(Data entries)
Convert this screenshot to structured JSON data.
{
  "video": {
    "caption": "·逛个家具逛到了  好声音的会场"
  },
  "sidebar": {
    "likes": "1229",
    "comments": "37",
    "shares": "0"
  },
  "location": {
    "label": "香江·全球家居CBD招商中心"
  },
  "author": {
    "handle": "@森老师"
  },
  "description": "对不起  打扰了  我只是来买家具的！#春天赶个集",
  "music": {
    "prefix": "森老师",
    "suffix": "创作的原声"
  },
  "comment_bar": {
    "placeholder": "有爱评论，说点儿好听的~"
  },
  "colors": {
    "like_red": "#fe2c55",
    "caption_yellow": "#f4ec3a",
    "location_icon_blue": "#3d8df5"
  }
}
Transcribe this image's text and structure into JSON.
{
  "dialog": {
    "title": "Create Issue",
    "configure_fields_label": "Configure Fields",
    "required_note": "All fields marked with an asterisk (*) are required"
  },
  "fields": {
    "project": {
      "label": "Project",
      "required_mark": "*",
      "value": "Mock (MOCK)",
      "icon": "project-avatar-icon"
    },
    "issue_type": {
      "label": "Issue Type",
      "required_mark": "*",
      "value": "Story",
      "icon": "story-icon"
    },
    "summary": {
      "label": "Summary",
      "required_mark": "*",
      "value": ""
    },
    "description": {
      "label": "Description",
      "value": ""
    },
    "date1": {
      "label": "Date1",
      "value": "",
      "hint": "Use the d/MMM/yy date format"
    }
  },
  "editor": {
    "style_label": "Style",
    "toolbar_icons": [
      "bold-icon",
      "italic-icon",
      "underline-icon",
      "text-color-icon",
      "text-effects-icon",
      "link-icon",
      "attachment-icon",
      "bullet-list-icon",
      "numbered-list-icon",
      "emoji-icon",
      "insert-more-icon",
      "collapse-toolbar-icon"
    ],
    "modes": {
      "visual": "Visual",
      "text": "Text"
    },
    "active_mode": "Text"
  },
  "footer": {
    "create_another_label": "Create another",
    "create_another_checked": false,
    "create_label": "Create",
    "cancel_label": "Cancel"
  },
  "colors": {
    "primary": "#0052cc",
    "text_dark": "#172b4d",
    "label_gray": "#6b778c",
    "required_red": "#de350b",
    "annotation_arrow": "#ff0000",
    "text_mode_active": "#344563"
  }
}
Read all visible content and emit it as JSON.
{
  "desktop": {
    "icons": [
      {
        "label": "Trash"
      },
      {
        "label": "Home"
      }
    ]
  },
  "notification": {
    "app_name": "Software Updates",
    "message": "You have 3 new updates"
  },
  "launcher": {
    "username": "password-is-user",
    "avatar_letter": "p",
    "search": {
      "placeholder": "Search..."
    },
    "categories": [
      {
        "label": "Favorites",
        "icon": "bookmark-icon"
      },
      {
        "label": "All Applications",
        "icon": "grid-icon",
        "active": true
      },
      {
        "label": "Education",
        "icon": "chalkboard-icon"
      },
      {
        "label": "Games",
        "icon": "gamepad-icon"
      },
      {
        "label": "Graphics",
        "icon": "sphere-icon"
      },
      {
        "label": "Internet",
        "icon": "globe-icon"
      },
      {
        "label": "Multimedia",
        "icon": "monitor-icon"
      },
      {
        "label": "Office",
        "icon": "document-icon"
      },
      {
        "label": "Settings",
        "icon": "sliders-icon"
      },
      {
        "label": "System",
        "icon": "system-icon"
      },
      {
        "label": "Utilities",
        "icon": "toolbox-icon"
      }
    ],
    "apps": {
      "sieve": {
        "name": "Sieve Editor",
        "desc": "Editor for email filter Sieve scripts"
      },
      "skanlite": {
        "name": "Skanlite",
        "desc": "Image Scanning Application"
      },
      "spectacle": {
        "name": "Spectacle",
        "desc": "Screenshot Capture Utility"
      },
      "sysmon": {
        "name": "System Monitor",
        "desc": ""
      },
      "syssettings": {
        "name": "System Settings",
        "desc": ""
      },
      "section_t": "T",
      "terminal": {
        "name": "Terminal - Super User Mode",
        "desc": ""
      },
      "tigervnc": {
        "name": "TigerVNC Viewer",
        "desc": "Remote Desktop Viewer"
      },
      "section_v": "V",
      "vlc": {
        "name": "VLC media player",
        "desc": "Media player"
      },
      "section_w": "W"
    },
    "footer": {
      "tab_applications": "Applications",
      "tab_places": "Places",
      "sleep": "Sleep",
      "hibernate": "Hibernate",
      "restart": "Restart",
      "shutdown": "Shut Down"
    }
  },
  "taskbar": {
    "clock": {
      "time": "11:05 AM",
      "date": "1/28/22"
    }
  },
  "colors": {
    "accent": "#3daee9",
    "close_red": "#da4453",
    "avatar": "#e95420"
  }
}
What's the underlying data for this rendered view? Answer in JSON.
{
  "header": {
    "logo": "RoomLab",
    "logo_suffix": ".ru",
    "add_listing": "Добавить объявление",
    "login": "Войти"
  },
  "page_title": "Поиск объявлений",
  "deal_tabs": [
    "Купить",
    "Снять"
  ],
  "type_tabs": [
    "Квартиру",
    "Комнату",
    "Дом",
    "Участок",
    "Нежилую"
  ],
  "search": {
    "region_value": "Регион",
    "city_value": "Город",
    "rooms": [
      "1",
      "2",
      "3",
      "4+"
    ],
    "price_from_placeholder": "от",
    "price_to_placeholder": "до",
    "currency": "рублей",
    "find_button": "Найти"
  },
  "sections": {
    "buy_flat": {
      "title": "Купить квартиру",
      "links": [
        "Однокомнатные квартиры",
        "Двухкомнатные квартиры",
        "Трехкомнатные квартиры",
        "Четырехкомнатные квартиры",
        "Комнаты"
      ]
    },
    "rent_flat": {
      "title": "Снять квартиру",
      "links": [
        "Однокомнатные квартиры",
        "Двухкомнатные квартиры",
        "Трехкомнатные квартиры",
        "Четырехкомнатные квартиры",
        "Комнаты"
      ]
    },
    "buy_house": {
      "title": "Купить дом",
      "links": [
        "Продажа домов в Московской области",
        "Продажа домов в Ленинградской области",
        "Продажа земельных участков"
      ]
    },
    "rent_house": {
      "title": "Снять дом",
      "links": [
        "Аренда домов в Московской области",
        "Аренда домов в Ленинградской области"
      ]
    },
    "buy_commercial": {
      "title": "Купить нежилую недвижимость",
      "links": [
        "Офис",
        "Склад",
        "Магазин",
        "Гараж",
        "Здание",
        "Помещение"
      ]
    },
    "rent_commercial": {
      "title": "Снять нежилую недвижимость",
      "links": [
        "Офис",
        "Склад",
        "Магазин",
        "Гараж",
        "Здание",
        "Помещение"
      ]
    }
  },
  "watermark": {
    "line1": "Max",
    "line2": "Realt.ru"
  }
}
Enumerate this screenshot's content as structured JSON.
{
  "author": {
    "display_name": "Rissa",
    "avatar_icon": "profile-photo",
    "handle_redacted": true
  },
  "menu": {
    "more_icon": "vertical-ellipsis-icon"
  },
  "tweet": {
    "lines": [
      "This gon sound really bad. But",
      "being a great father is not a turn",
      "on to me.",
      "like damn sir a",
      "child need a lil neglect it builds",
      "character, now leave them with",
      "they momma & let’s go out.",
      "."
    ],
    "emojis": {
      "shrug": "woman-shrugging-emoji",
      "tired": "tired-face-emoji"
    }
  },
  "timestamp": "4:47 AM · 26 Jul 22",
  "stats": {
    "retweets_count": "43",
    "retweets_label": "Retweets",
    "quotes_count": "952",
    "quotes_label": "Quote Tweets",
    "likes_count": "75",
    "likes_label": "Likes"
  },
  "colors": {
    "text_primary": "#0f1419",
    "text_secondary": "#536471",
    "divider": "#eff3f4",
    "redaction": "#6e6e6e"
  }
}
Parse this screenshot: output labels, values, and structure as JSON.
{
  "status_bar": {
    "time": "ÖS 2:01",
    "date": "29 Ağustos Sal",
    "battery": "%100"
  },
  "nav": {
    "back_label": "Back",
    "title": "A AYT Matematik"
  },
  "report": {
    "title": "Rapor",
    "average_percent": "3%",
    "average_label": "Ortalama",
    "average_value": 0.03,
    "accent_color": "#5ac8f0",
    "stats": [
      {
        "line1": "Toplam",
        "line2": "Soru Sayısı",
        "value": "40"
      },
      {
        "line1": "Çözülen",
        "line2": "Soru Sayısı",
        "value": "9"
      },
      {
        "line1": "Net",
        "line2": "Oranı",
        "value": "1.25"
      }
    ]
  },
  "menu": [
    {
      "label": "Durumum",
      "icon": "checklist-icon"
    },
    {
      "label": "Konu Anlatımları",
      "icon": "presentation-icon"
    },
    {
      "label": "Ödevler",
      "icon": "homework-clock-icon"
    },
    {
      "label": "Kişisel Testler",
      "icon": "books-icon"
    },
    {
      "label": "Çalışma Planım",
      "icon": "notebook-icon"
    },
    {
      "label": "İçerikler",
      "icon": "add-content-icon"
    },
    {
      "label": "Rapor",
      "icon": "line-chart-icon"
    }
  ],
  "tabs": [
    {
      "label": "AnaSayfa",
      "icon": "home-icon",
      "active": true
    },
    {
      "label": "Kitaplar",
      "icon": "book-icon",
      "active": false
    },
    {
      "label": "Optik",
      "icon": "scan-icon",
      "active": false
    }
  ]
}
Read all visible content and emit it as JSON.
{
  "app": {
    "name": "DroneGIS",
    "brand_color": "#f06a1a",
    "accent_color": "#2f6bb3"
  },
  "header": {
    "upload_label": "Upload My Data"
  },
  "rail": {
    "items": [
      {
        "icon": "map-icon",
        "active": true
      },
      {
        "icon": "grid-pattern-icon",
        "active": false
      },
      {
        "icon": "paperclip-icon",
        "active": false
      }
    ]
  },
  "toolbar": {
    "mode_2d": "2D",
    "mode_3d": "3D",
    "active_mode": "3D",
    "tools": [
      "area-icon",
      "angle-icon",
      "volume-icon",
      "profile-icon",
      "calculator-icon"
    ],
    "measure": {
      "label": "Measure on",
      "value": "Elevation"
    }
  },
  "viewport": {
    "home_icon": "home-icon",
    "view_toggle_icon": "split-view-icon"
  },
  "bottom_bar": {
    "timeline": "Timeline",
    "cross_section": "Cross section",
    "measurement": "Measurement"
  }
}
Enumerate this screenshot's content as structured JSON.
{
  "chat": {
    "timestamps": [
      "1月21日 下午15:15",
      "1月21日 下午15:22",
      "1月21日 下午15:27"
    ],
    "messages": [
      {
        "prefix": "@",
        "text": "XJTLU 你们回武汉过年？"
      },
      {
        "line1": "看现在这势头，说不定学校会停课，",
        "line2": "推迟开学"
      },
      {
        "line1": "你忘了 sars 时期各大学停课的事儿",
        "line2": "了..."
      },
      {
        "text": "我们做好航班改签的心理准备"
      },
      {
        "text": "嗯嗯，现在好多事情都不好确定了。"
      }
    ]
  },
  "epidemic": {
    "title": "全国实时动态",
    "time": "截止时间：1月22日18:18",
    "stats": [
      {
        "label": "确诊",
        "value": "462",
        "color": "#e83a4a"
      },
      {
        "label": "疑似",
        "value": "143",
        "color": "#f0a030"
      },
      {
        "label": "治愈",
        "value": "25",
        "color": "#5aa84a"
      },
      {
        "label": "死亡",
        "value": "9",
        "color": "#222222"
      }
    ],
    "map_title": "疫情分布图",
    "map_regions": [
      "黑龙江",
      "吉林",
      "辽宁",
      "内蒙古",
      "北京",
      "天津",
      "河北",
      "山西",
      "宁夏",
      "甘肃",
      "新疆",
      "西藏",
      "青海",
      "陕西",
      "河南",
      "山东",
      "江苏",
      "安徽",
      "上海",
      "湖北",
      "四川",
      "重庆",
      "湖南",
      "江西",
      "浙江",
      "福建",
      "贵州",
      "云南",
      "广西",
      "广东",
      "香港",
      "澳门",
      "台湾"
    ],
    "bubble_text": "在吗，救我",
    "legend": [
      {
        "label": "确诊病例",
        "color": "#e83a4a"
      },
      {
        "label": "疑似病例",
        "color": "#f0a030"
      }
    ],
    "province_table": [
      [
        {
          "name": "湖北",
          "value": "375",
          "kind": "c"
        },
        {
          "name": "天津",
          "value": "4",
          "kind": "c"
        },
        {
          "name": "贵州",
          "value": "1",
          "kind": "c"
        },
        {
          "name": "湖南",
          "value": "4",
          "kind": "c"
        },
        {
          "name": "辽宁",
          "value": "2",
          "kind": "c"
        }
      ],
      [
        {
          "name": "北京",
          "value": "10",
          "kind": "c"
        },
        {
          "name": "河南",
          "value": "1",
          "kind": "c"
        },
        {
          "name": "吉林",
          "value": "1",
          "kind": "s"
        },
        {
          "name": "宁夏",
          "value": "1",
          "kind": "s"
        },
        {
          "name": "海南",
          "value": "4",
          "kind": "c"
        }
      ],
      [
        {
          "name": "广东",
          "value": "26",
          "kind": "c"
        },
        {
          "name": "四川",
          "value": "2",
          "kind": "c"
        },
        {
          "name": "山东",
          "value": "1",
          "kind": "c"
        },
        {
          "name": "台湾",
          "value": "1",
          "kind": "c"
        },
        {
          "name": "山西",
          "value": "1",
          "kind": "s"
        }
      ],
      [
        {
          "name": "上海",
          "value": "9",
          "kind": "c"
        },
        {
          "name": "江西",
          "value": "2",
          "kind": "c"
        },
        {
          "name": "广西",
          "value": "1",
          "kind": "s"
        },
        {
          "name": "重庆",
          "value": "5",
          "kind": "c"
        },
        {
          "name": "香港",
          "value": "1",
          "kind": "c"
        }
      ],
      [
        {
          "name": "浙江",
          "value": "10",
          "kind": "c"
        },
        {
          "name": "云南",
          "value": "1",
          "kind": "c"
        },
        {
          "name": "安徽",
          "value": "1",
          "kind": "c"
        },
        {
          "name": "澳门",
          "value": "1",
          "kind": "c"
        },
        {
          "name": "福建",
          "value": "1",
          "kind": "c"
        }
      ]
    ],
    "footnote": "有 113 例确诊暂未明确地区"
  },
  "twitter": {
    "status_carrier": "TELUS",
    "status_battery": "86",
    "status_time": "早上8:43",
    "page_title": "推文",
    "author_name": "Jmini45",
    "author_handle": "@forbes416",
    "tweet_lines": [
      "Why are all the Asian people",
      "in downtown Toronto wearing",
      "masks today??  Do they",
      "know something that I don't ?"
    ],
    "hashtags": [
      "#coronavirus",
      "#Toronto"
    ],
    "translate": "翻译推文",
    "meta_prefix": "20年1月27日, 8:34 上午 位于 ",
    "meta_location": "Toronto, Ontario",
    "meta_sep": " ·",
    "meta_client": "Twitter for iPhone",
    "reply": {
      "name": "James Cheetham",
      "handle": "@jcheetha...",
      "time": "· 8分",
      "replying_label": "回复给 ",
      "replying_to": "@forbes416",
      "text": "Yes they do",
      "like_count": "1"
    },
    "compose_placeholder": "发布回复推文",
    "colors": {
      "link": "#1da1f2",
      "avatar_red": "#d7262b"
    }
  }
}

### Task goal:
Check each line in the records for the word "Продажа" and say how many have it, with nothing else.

### Answer to this problem:
3